Washington commonly refers to:
- George Washington (1732–1799), military general and first President of the United States of America
- Washington (state), a state on the Pacific coast of the United States of America
- Washington, D.C., the capital of the United States of America
Washington may also refer to:
Other articles related to "washington":
... Enterprise was stored at the Smithsonian's hangar at Washington Dulles International Airport before it was restored and moved to the newly built ... Center, where it made several passes over the Washington D.C ...
... she transferred to The George Washington University, located in Washington, D.C ... Bouvier was hired as "Inquiring Photographer" for The Washington Times-Herald ... Bouvier took continuing education classes in American History at Georgetown University in Washington, D.C ...
... There were 64,446 households out of which 30.40% had children under the age of 18 living with them, 51.20% were married couples living together, 8.80% had a female householder with no husband present, and 36.20% were non-families. 25.60% of all households were made up of individuals and 8.40% had someone living alone who was 65 years of age or older ...
... The highway begins in Washington over the Columbia River and drops down into the city of Vancouver ... Canadian border crossing between Blaine, Washington, and Surrey, British Columbia ... I-5 covers 277 miles (446 km) in Washington ...
... In his plan for Washington, Pierre Charles L'Enfant intended a column to be placed 1 mile east of the Capitol, of which is now Lincoln Park, "from which all distances of ...
Famous quotes containing the word washington:
“The United States is a republic, and a republic is a state in which the people are the boss.
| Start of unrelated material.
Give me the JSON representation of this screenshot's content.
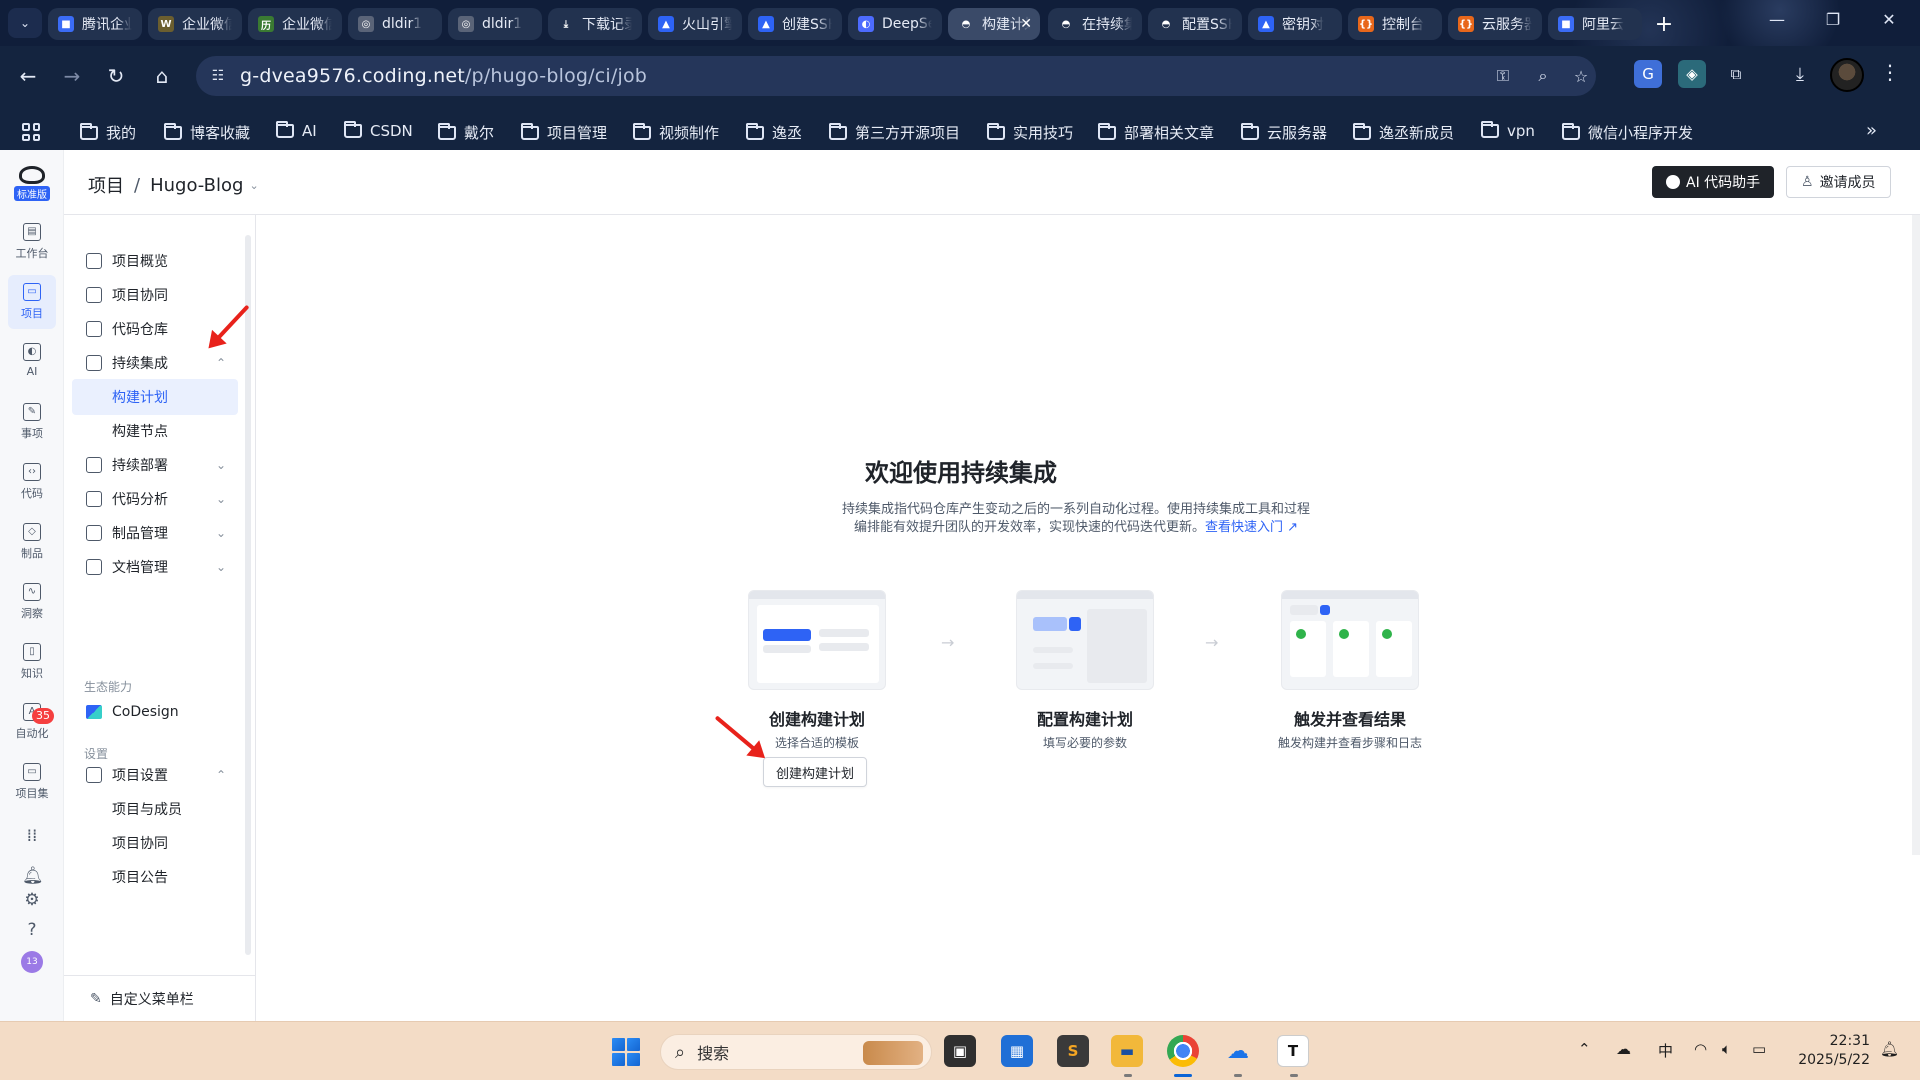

That means us. And if the big shots in Washington dont do like we vote, we dont vote for them, by golly, no more.”
—Willis Goldbeck (19001979)
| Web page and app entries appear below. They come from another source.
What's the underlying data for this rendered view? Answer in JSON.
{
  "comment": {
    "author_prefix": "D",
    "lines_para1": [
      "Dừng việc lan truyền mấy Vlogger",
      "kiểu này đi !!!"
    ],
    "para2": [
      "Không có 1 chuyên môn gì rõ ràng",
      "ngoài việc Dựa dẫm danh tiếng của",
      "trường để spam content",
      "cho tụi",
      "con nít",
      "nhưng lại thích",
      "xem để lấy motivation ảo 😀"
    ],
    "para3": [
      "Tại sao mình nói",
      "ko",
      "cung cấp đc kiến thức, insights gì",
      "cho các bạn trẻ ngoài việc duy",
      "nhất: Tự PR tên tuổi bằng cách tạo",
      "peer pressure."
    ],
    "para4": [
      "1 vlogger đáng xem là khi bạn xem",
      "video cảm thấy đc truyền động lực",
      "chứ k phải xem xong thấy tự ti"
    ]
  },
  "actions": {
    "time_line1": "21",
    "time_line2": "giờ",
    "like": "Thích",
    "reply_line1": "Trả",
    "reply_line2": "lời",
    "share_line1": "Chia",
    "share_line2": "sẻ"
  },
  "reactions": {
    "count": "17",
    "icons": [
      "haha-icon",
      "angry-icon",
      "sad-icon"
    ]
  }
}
“There can be no greater error than to expect, or calculate, upon real favors from nation to nation. It is an illusion which experience must cure, which a just pride ought to discard.”
—George Washington (17321799)
“I date the end of the old republic and the birth of the empire to the invention, in the late thirties, of air conditioning. Before air conditioning, Washington was deserted from mid-June to September.... But after air conditioning and the Second World War arrived, more or less at the same time, Congress sits and sits while the presidentsor at least their staffsnever stop making mischief.”
—Gore Vidal (b. 1925)